Natyashastra (नाट्यशास्त्र, nāṭyaśāstra) refers to both the ancient Indian tradition (śāstra) of performing arts, (nāṭya, e.g., theatrics, drama, dance, music), as well as the name of a Sanskrit work dealing with these subjects. It also teaches the rules for composing dramatic plays (nataka) and poetic works (kavya).
Vaishnavism (Vaishava dharma)Source: Pure Bhakti: Brhad Bhagavatamrtam
Hāsyarasa (हास्यरस) refers to:—The radiant mellow of humor, one of the indirect relationships with Śrī Kṛṣṇa. (cf. Glossary page from Śrī Bṛhad-bhāgavatāmṛta).
Vaishnava (वैष्णव, vaiṣṇava) or vaishnavism (vaiṣṇavism) represents a tradition of Hinduism worshipping Vishnu as the supreme Lord. Similar to the Shaktism and Shaivism traditions, Vaishnavism also developed as an individual movement, famous for its exposition of the dashavatara (‘ten avatars of Vishnu’).
Languages of India and abroad
Marathi-English dictionarySource: DDSA: The Molesworth Marathi and English Dictionary
hāsyarasa (हास्यरस).—m (S) The fifth of the nine rasa or sentiments,--that of laughter or delight.
Marathi is an Indo-European language having over 70 million native speakers people in (predominantly) Maharashtra India. Marathi, like many other Indo-Aryan languages, evolved from early forms of Prakrit, which itself is a subset of Sanskrit, one of the most ancient languages of the world.
Sanskrit dictionarySource: DDSA: The practical Sanskrit-English dictionary
Hāsyarasa (हास्यरस).—the sentiment of mirth or humour; see हास्य (hāsya) above.
Derivable forms: hāsyarasaḥ (हास्यरसः).
Hāsyarasa is a Sanskrit compound consisting of the terms hāsya and rasa (रस).Source: Cologne Digital Sanskrit Dictionaries: Shabda-Sagara Sanskrit-English Dictionary
(-saḥ) The sentiment of humour.Source: Cologne Digital Sanskrit Dictionaries: Monier-Williams Sanskrit-English Dictionary
Hāsyarasa (हास्यरस):—[=hāsya-rasa] [from hāsya > has] m. the sense of humour (See rasa)
Sanskrit, also spelled संस्कृतम् (saṃskṛtam), is an ancient language of India commonly seen as the grandmother of the Indo-European language family (even English!). Closely allied with Prakrit and Pali, Sanskrit is more exhaustive in both grammar and terms and has the most extensive collection of literature in the world, greatly surpassing its sister-languages Greek and Latin.

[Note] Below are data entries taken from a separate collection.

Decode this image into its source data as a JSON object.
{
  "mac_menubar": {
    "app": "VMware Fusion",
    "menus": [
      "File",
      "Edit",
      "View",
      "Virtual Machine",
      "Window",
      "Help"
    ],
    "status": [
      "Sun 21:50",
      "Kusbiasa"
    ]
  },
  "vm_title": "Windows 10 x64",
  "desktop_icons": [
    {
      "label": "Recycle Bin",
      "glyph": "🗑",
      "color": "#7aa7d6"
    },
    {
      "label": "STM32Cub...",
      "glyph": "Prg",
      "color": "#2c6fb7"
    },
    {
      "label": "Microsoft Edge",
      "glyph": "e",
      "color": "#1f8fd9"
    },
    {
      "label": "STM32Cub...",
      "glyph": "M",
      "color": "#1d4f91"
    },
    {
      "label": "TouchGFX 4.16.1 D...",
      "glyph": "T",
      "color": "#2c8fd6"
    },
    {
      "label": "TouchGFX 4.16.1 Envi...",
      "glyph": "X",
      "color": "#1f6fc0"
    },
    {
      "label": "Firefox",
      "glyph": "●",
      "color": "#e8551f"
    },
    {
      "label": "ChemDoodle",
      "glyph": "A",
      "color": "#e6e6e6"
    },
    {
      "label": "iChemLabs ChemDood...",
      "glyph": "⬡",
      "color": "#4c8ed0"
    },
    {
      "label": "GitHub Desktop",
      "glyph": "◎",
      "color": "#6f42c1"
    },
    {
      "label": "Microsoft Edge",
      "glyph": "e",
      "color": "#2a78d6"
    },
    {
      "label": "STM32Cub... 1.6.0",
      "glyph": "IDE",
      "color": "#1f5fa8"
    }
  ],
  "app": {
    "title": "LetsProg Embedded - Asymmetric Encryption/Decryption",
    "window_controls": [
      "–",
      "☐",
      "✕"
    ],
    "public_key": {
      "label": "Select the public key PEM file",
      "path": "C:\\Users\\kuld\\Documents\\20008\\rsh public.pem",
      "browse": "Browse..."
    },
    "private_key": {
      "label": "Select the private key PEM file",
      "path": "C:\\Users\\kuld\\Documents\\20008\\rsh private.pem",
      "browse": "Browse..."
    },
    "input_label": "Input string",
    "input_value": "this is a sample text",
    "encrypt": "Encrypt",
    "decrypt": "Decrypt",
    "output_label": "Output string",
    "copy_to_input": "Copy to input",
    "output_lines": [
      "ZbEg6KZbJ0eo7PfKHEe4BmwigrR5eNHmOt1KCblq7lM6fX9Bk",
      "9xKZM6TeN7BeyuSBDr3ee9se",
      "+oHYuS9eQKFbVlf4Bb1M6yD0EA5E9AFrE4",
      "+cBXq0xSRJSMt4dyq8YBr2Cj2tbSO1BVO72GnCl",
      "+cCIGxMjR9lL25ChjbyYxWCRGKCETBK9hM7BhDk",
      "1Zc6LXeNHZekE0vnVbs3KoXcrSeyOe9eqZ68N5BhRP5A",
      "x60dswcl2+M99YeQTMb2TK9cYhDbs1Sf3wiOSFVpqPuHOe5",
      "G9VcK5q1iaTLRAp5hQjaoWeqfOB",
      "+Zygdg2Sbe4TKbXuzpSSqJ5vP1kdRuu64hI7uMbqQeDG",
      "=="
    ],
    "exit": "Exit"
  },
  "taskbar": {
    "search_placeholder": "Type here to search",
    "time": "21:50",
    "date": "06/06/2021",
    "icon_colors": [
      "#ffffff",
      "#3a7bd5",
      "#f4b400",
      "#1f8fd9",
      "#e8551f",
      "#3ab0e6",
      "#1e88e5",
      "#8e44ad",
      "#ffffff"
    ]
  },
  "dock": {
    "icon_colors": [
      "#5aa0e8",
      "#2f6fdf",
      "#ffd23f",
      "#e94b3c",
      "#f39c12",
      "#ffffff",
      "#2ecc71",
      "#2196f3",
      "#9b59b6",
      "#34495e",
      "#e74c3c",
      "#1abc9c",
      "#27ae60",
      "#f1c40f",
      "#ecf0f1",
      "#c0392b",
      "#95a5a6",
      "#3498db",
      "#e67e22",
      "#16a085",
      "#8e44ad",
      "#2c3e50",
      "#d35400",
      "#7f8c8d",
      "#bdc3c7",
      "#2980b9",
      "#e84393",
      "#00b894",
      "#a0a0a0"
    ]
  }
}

Kannada-English dictionarySource: Alar: Kannada-English corpus
Hāsyarasa (ಹಾಸ್ಯರಸ):—[noun] = ಹಾಸ್ಯ - [hasya -] 4.
Kannada is a Dravidian language (as opposed to the Indo-European language family) mainly spoken in the southwestern region of India.
See also (Relevant definitions)
Search found 7 books and stories containing Hasyarasa, Hāsyarasa, Hasya-rasa, Hāsya-rasa; (plurals include: Hasyarasas, Hāsyarasas, rasas). You can also click to the full overview containing English textual excerpts. Below are direct links for the most relevant articles:
Bhakti-rasamrta-sindhu (by Śrīla Rūpa Gosvāmī)
Verse 4.1.30 < [Part 1 - Laughing Ecstasy (hāsya-rasa)]
Verse 4.1.7 < [Part 1 - Laughing Ecstasy (hāsya-rasa)]
Part 1 - Laughing Ecstasy (hāsya-rasa) < [Northern Ocean: Indirect Loving Relationships]
Malatimadhava (study) (by Jintu Moni Dutta)
Literary Study (Conclusion) < [Chapter 2 - Literary Study of the Mālatīmādhava]
Dasarupaka (critical study) (by Anuru Ranjan Mishra)
Puppetry in Assam (by Gitali Saikia)
The backdrop of the Srikanthacarita and the Mankhakosa (by Dhrubajit Sarma)
Part 2d - Rasa (4): Hāsya or the sentiment of humour < [Chapter III - Literary Assessment Of The Śrīkaṇṭhacarita]